YOUNGSTOWN, Ohio (WKBN) – Lou Lyras, a local business owner, is petitioning to run for Tim Ryan’s seat in Congress as an Independent. While Lyras is still looking for more signatures on his petition, he said he’s confident that once he gets them, his background and ideas will take him further than partisanship.
Lyras held a campaign event Friday night in downtown Youngstown. Several supporters attended, signing Lyras’ petition to run for office and talking with him about his stance.
A few short months ago, WKBN covered a story about Lyras, whose business — Corcon — repaints large bridges. Now he’s looking to repaint Ohio’s 13th Congressional District.
“I know that to beat Tim Ryan is going to be difficult, but now you got your name on the ballot, there’s a third chance and that’s what’s going to be good about this,” Lyras said.
Before he does, he needs 1,500 signatures. Lyras said he’s about 300 shy of that number, but he’s looking to pass it by at least a thousand.
Right now, he’s funding the campaign himself until his name is officially on the ballot.
“I can’t be bought. Once my name is on the ballot, I will then accept donations,” he said.
Petitioning as an Independent, Lyras said he doesn’t see either party doing as they promise.
“I would love to see a Republican Party hold dear to what they meant about being conservative and saving money. I’m pro-choice. The gun control, immigration — I’ve always been much more liberal than Republican.”
Some of his supporters at the Friday event have known him for some time. Others said it was their first time at an event like that.
“He isn’t a traditional politician. He’s a businessman and I think the United States needs to be run like a business as well,” Jonny Smail said.
Lyras considers himself more than a businessman.
“Am I an environmentalist? Of course, I am an environmentalist. We need to focus on increasing nuclear power, rebuilding the plants,” he said.
His biggest reason for running for the seat?
“I actually am worried about my kids, your children, our future. I really am. I’m very upset, what’s going on in the government now,” Lyras said.
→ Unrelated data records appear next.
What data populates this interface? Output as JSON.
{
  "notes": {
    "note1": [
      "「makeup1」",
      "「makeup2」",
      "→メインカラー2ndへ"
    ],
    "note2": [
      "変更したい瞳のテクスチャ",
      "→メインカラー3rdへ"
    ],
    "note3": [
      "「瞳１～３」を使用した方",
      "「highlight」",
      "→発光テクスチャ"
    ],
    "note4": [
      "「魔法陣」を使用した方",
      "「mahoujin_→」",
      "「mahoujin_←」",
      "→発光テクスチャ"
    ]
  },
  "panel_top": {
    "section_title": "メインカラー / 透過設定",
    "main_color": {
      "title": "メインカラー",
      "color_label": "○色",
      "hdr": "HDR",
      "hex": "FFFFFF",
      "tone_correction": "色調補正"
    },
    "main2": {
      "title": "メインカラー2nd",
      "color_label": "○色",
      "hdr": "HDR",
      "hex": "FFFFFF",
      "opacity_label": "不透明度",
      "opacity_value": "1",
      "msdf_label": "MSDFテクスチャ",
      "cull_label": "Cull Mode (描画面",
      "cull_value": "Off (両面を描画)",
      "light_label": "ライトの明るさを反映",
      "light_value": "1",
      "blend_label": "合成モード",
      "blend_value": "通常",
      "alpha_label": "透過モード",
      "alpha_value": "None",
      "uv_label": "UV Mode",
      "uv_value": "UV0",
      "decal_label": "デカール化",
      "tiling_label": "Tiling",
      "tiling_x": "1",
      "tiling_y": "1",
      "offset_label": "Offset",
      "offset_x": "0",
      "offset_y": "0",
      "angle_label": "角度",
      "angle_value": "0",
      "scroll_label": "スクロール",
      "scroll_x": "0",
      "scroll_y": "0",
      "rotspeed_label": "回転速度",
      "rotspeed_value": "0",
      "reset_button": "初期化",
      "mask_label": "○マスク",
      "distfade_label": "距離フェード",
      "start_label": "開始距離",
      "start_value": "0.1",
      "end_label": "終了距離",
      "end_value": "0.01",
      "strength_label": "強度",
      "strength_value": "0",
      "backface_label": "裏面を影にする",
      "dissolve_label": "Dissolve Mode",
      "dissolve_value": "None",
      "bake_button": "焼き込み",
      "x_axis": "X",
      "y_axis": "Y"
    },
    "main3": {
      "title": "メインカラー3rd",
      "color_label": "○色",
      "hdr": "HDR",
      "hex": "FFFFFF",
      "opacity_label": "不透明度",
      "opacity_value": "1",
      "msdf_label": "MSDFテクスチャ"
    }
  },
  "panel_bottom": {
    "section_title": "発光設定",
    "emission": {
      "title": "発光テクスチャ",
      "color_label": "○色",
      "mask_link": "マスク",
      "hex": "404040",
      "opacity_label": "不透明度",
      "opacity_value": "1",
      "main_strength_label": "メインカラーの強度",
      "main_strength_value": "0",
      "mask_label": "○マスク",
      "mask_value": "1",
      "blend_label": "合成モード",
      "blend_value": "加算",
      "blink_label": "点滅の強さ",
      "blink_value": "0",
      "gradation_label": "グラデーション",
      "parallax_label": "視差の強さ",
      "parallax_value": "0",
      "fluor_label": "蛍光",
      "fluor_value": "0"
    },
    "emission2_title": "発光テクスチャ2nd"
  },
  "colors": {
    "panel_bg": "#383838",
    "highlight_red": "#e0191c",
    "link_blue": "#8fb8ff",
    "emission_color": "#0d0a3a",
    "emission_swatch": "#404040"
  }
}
He has until May 7, the day before the primary election, to get the signatures. He will then submit it to the board of elections for verification.
Until then, he plans on holding several more events like this one, getting as many signatures as possible.